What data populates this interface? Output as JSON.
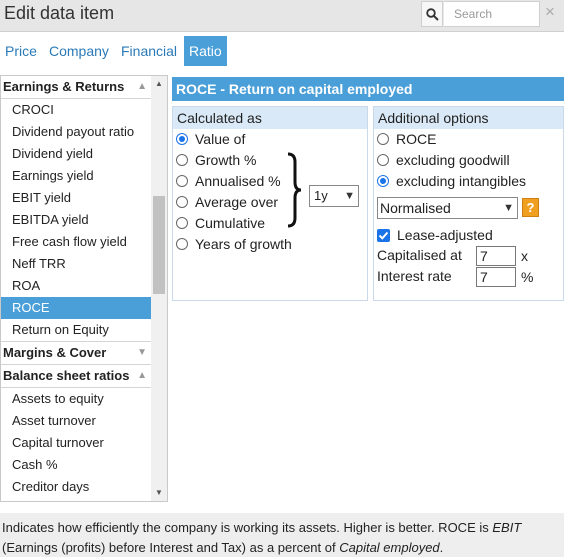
{
  "window": {
    "title": "Edit data item"
  },
  "search": {
    "placeholder": "Search",
    "close": "×"
  },
  "tabs": [
    {
      "label": "Price"
    },
    {
      "label": "Company"
    },
    {
      "label": "Financial"
    },
    {
      "label": "Ratio",
      "active": true
    }
  ],
  "sidebar": {
    "groups": [
      {
        "label": "Earnings & Returns",
        "expanded": true,
        "items": [
          "CROCI",
          "Dividend payout ratio",
          "Dividend yield",
          "Earnings yield",
          "EBIT yield",
          "EBITDA yield",
          "Free cash flow yield",
          "Neff TRR",
          "ROA",
          "ROCE",
          "Return on Equity"
        ],
        "selected": "ROCE"
      },
      {
        "label": "Margins & Cover",
        "expanded": false,
        "items": []
      },
      {
        "label": "Balance sheet ratios",
        "expanded": true,
        "items": [
          "Assets to equity",
          "Asset turnover",
          "Capital turnover",
          "Cash %",
          "Creditor days"
        ]
      }
    ]
  },
  "main": {
    "title": "ROCE - Return on capital employed",
    "calculated_as": {
      "heading": "Calculated as",
      "options": [
        "Value of",
        "Growth %",
        "Annualised %",
        "Average over",
        "Cumulative",
        "Years of growth"
      ],
      "selected": "Value of",
      "period": "1y"
    },
    "additional": {
      "heading": "Additional options",
      "options": [
        "ROCE",
        "excluding goodwill",
        "excluding intangibles"
      ],
      "selected": "excluding intangibles",
      "basis": "Normalised",
      "help": "?",
      "lease_adjusted_label": "Lease-adjusted",
      "lease_adjusted": true,
      "capitalised_label": "Capitalised at",
      "capitalised_value": "7",
      "capitalised_unit": "x",
      "interest_label": "Interest rate",
      "interest_value": "7",
      "interest_unit": "%"
    }
  },
  "footer": {
    "text1": "Indicates how efficiently the company is working its assets. Higher is better. ROCE is ",
    "em1": "EBIT",
    "text2": "(Earnings (profits) before Interest and Tax) as a percent of ",
    "em2": "Capital employed",
    "text3": "."
  },
  "colors": {
    "accent": "#4a9fd8",
    "subheader": "#d9e9f7",
    "help": "#f0a020",
    "link": "#2a7ab8"
  }
}
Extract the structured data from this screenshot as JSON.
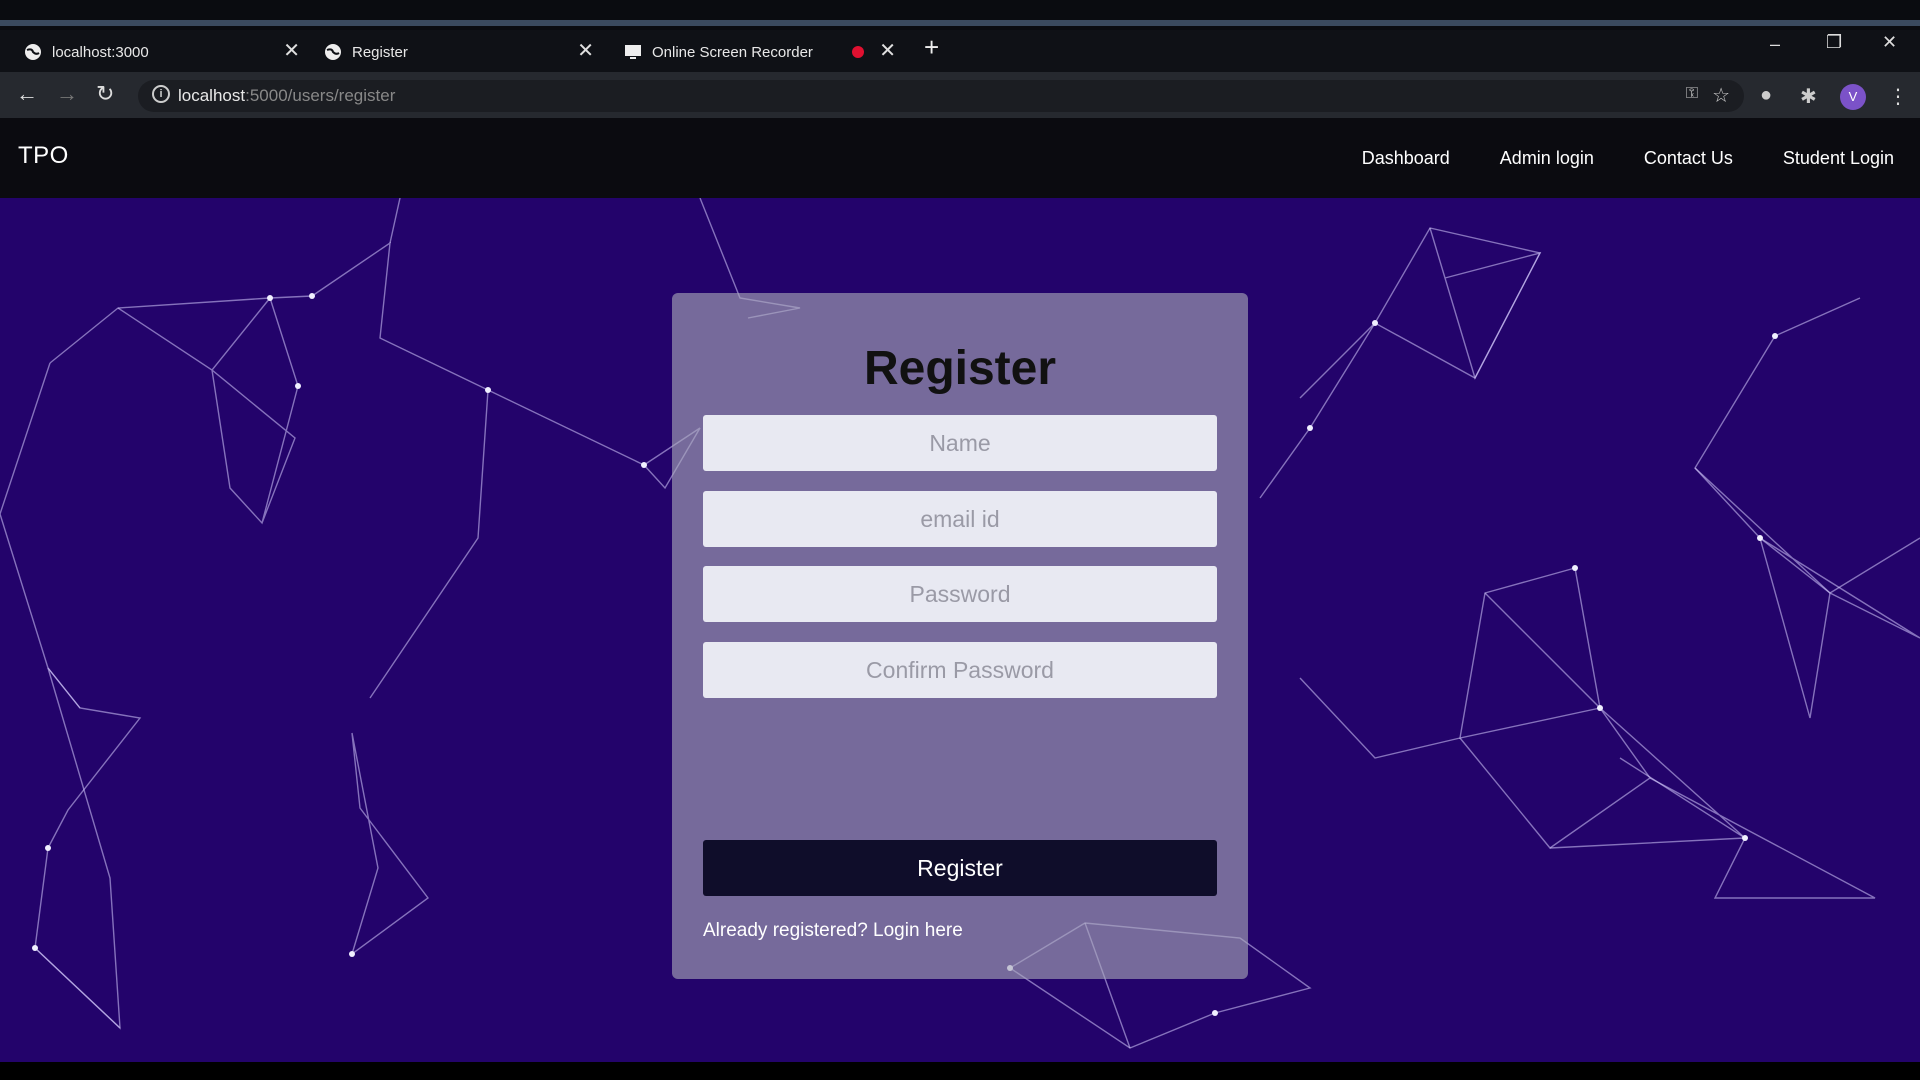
{
  "browser": {
    "tabs": [
      {
        "title": "localhost:3000",
        "icon": "globe-icon"
      },
      {
        "title": "Register",
        "icon": "globe-icon"
      },
      {
        "title": "Online Screen Recorder",
        "icon": "monitor-icon",
        "recording": true
      }
    ],
    "url_host": "localhost",
    "url_path": ":5000/users/register",
    "profile_initial": "V"
  },
  "navbar": {
    "brand": "TPO",
    "links": [
      "Dashboard",
      "Admin login",
      "Contact Us",
      "Student Login"
    ]
  },
  "form": {
    "title": "Register",
    "fields": {
      "name_placeholder": "Name",
      "email_placeholder": "email id",
      "password_placeholder": "Password",
      "confirm_placeholder": "Confirm Password"
    },
    "submit_label": "Register",
    "login_link": "Already registered? Login here"
  },
  "colors": {
    "background": "#23036b",
    "navbar": "#0b0b10",
    "button": "#0f0d2a",
    "card": "#aaaab9"
  }
}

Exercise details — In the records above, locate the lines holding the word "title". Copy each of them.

Solution —
    "title": "Edit data item"
    "title": "ROCE - Return on capital employed",
        "title": "localhost:3000",
        "title": "Register",
        "title": "Online Screen Recorder",
    "title": "Register",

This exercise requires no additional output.